"I think he was trying to be funny and have a little humor," Camp told The Hill on Thursday.

Still, the Ways and Means chairman — who has struggled to get GOP leaders to support his efforts to move forward on tax reform — didn't seem thrilled by Schock's comments.

"This has been a collaborative effort by the members of the committee, and bipartisan," Camp said. "We need a little more humor, but not necessarily at the expense of the committee."

A spokesman for Schock did not respond to a request for comment. 

According to Bloomberg, Schock said at the breakfast that Camp made changes to his tax reform proposal following input from Republicans on the tax committee, but declined to delve into any details.

Camp had vowed to mark up a tax-reform bill in 2013, but was unable to even release a draft overhaul last year. He has suggested that he wants to release a bill early this year, but declined to lay out a timetable.

House GOP leaders had made tax reform a priority this Congress, giving it the symbolic H.R. 1 designation. But top Republicans also decided late last year that they didn't want to push any priorities that could take attention away from the troubled rollout of President Obama's healthcare law.

Plus, Democrats and Republicans remain divided over whether a rewritten tax code should raise more revenue, and Senate Democratic leaders have at times brushed aside Finance Chairman Max Baucus's (D-Mont.) efforts on tax reform.

That left some in the House wary of moving on a tax bill that would limit popular deductions.

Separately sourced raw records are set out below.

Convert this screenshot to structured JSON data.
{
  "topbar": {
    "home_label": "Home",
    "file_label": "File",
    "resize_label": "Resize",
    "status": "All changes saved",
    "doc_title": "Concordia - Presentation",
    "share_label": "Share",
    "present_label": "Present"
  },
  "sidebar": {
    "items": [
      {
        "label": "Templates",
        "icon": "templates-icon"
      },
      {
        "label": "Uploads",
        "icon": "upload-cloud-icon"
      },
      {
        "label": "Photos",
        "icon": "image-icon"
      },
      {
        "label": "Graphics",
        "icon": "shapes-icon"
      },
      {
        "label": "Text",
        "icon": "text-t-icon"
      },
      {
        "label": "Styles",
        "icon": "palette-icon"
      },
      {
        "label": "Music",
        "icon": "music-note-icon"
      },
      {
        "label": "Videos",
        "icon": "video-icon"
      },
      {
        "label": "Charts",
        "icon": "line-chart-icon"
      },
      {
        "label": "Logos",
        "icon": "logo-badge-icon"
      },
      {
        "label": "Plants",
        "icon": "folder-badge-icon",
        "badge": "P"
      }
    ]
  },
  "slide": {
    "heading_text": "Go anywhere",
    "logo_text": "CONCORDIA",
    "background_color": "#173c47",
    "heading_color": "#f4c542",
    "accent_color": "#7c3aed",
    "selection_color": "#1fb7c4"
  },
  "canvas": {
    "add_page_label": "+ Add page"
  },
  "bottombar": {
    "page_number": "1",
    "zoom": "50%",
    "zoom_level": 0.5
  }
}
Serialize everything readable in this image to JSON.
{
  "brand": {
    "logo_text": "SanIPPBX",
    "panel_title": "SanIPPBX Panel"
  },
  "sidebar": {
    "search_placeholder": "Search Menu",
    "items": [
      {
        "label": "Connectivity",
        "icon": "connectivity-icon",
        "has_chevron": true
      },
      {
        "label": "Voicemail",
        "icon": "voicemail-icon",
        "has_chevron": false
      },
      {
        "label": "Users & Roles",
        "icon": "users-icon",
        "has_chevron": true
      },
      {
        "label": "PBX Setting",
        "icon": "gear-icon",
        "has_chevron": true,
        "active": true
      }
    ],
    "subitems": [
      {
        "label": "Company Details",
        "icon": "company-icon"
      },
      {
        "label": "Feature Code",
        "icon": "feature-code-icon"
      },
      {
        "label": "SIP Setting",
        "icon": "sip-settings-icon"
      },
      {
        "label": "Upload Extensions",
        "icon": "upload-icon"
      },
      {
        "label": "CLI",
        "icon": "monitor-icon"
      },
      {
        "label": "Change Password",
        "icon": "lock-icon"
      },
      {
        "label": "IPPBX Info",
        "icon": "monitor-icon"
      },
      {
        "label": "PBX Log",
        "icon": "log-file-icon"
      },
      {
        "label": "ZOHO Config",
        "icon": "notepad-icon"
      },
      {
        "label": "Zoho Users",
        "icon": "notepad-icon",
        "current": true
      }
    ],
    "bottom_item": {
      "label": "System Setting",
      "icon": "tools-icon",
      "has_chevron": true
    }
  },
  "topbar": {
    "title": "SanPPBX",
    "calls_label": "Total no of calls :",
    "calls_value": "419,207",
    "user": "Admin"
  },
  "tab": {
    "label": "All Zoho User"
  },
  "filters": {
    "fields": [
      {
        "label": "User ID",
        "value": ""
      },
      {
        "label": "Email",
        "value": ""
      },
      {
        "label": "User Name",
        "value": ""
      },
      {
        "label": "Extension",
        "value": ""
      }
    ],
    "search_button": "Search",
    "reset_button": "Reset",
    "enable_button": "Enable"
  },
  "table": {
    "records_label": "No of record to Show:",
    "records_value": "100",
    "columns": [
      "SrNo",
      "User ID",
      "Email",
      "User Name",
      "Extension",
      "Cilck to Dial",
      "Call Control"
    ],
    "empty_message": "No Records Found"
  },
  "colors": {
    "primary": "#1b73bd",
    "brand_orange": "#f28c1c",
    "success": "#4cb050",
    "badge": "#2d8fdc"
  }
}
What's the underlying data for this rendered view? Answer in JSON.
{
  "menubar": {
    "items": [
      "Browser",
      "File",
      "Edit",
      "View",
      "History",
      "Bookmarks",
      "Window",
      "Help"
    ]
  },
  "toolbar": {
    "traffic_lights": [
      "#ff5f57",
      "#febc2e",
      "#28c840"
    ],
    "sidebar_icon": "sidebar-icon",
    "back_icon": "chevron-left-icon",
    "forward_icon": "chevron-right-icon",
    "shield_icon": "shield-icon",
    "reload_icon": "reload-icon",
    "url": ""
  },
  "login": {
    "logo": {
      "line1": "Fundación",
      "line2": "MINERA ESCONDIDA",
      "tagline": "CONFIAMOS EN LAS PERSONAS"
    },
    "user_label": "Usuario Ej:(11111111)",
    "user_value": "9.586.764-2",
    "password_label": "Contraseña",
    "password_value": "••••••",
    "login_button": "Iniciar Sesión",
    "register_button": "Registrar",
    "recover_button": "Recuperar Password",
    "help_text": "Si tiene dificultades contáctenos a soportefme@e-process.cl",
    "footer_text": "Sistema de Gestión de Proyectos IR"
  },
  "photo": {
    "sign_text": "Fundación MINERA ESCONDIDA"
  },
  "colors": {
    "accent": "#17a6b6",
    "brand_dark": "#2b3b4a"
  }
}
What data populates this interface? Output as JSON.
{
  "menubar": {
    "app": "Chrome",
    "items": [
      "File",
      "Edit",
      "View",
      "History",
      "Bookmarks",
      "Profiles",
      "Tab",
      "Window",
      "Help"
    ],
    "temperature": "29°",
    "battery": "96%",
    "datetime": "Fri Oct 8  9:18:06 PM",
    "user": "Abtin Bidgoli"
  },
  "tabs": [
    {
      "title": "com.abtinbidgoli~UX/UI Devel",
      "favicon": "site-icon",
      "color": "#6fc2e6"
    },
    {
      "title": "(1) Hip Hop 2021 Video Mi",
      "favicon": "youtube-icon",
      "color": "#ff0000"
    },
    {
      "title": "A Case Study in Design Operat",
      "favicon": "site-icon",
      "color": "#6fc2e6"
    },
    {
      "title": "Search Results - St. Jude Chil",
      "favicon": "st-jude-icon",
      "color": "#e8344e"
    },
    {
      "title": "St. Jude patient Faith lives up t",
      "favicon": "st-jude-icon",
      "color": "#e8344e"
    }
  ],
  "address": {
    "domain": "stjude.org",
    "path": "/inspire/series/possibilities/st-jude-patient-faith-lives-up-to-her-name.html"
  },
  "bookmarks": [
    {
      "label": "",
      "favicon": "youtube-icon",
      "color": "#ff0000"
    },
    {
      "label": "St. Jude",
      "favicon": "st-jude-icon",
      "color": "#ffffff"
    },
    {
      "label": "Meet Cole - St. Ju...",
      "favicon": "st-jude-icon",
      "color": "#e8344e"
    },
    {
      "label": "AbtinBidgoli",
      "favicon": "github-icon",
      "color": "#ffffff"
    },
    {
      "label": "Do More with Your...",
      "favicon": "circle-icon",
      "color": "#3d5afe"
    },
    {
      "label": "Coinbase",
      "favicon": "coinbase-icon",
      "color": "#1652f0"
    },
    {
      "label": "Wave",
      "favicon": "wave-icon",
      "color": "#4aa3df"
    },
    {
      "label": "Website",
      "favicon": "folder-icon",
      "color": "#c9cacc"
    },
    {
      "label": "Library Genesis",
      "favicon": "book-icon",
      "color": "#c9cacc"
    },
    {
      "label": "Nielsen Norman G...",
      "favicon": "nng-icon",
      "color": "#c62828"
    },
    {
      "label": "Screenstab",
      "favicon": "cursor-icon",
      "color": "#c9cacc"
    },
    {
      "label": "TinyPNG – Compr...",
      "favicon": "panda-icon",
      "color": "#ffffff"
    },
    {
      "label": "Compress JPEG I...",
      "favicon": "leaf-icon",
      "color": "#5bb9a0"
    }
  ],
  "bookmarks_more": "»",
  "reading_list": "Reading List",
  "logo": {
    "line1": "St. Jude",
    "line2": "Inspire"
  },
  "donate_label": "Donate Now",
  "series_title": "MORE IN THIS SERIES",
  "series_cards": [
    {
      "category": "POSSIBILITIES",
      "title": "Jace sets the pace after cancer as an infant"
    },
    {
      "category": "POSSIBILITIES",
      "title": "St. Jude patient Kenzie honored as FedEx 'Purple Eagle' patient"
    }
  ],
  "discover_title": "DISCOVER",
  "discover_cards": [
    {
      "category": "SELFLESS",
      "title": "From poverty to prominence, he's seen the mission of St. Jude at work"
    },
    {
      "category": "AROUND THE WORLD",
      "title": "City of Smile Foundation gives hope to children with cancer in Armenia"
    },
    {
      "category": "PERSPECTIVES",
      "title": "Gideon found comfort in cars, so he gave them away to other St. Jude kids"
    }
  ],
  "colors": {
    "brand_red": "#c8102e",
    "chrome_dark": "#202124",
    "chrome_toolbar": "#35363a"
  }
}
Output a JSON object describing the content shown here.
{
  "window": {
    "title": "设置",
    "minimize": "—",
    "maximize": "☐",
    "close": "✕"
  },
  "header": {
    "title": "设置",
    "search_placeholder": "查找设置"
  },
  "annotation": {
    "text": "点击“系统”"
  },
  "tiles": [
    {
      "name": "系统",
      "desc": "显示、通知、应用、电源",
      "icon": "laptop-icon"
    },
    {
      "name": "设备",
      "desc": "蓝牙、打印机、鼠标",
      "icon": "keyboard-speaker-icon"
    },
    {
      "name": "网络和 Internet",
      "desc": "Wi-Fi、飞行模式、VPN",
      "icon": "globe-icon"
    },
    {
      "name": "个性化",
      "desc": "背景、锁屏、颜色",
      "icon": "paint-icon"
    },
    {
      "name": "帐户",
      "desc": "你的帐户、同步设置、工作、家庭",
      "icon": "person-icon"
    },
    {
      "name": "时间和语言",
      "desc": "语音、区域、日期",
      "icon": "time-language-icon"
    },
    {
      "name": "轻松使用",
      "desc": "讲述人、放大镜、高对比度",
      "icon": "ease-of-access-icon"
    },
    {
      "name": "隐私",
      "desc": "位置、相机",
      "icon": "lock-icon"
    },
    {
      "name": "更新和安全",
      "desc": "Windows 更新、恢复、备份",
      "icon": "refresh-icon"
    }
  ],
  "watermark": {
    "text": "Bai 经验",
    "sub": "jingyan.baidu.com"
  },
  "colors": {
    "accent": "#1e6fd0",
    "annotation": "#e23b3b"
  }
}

Obama announced he would nominate Baucus to be his envoy to China last month, further complicating the push for tax reform.